A rumor surfaced this past Sunday about the Boston Celtics going after Kawhi Leonard in free agency. It was just a comment by a reporter noting coach Brad Stevens likes Leonard and the Celtics, like many other teams, would like to sign him, given the chance. Because Kawhi is at this point a star, rumors like that one will continue to appear and will only get more common as the season comes to an end.
The reality is, no matter what you read, the chances of Leonard leaving the Spurs are almost nonexistent. So whenever you come across anything regarding Leonard's free agency, remember these three things:
The Spurs have all the leverage
Leonard will be a restricted free agent and that makes all the difference, for several reasons. Not only can the Spurs offer him more money than anyone else (we'll get to that in a second) but they can also match any offer sheet Leonard signs. Assuming the Spurs don't agree with him to an extension before free agency officially starts, they will still be able to retain Leonard even if he agrees to terms with a different team.
If Leonard wants to leave, he could theoretically structure his contract to make it as unappealing to the front office as he can, likely adding a player option and a no-trade clause, like Chandler Parsons did. The difference is the Rockets didn't see Parsons as the star they were looking for but as just another piece that could be moved if needed. Daryl Morey said that the reason they didn't match Dallas' offer sheet was because Parsons' contract would be "untradable". That wasn't a problem for the Mavericks because they intended to keep Parsons all along and the same would apply to the Spurs and Kawhi. So even if a potentially disgruntled Leonard and his agent were to get creative with the structure of the offer sheet he signs, the Spurs would likely match anyway.

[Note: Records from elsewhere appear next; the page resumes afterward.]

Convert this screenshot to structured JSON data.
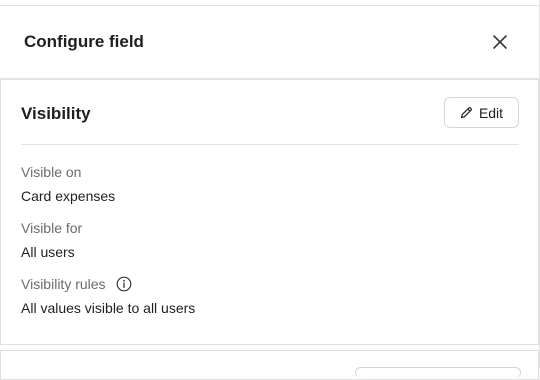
{
  "header": {
    "title": "Configure field",
    "close_icon": "close-icon"
  },
  "visibility": {
    "title": "Visibility",
    "edit_label": "Edit",
    "edit_icon": "pencil-icon",
    "fields": [
      {
        "label": "Visible on",
        "value": "Card expenses"
      },
      {
        "label": "Visible for",
        "value": "All users"
      },
      {
        "label": "Visibility rules",
        "value": "All values visible to all users",
        "icon": "info-icon"
      }
    ]
  }
}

There's simply not much restricted free agents can do to get away from a team. Eric Gordon publicly said he wanted the Pelican to not match the Suns' offer when he entered free agency and the Pelicans matched anyway. He's still in New Orleans. If Leonard for some reason decided he wanted to leave San Antonio -- and nothing except for some offhand comments about his role suggest that -- his best chance would be to agree to an extension and then ask for a trade, not try to get away by signing an offer sheet.
Most young players take the money
Leonard will get a maximum contract, either from the Spurs or another team. That wasn't in question a few months ago and it's a certainty now that he's been playing well. That means that if the projections about the salary cap are correct, he will get paid an estimated $16,625 million on the first year of his contract regardless of where he signs.
Since the Spurs have his Bird rights, however, by signing an extension he would get 7.5 percent annual increases instead of the 4.5 percent bumps he would get with a different team in subsequent years. Over a four-year period, he would be leaving over $2.2 million on the table, or to put it in context, almost as much as he made in his first two seasons with the Spurs.
The Spurs can also offer a fifth guaranteed year worth over $22 million. That's why most players coming out of a rookie contract who are worth the max simply stay with their teams: They have very little say in the matter and it works out for the best for them financially.
The biggest threat is not another team but the qualifying offer
The worst-case scenario for the Spurs is not Leonard signing an offer sheet of any kind but instead accepting the qualifying offer. Every team that wants to keep rights of first refusal to a rookie needs to extend an offer. When it comes to players like Leonard, it typically serves as a placeholder in the team's cap sheet until an extension is agreed upon or an offer sheet is signed, as it's for just one year and worth only $4 million in Leonard's case, much less than what he's worth. This year, however, that qualifying offer might look very enticing.
If for whatever reason Leonard is not happy in San Antonio, that would be the way to take control of his future. By accepting it Leonard could veto any trades that year and become an unrestricted free agent at the end of it. He would also get a shot at a higher max contract and with almost any team he wants, as the cap will skyrocket when the new TV deal kick ins in 2016/17, essentially giving every franchise a lot of cap room.
It would be a huge risk for Leonard to accept just one guaranteed year for a small sum when he can sign an almost $100 million extension, which makes it a very unlikely scenario. The only recent notorious free agent to accept the qualifying offer was Greg Monroe but he was in a completely different position from Leonard, as the Pistons weren't ready to offer the max and the Spurs surely will. Still, if there's anything to worry about, that's it, because of the unpredictable situation created by the union rejecting the league's cap smoothing proposal.
* * * * *
It's been a while since the Spurs have had a a notable free agent so fans are not used to dealing with the circus that comes with it. Rumors will continue to surface until Leonard signs in the line that is dotted. It's only natural. The chances of him actually leaving, however, are minimal so pay no attention to them unless Kawhi himself says he wants out.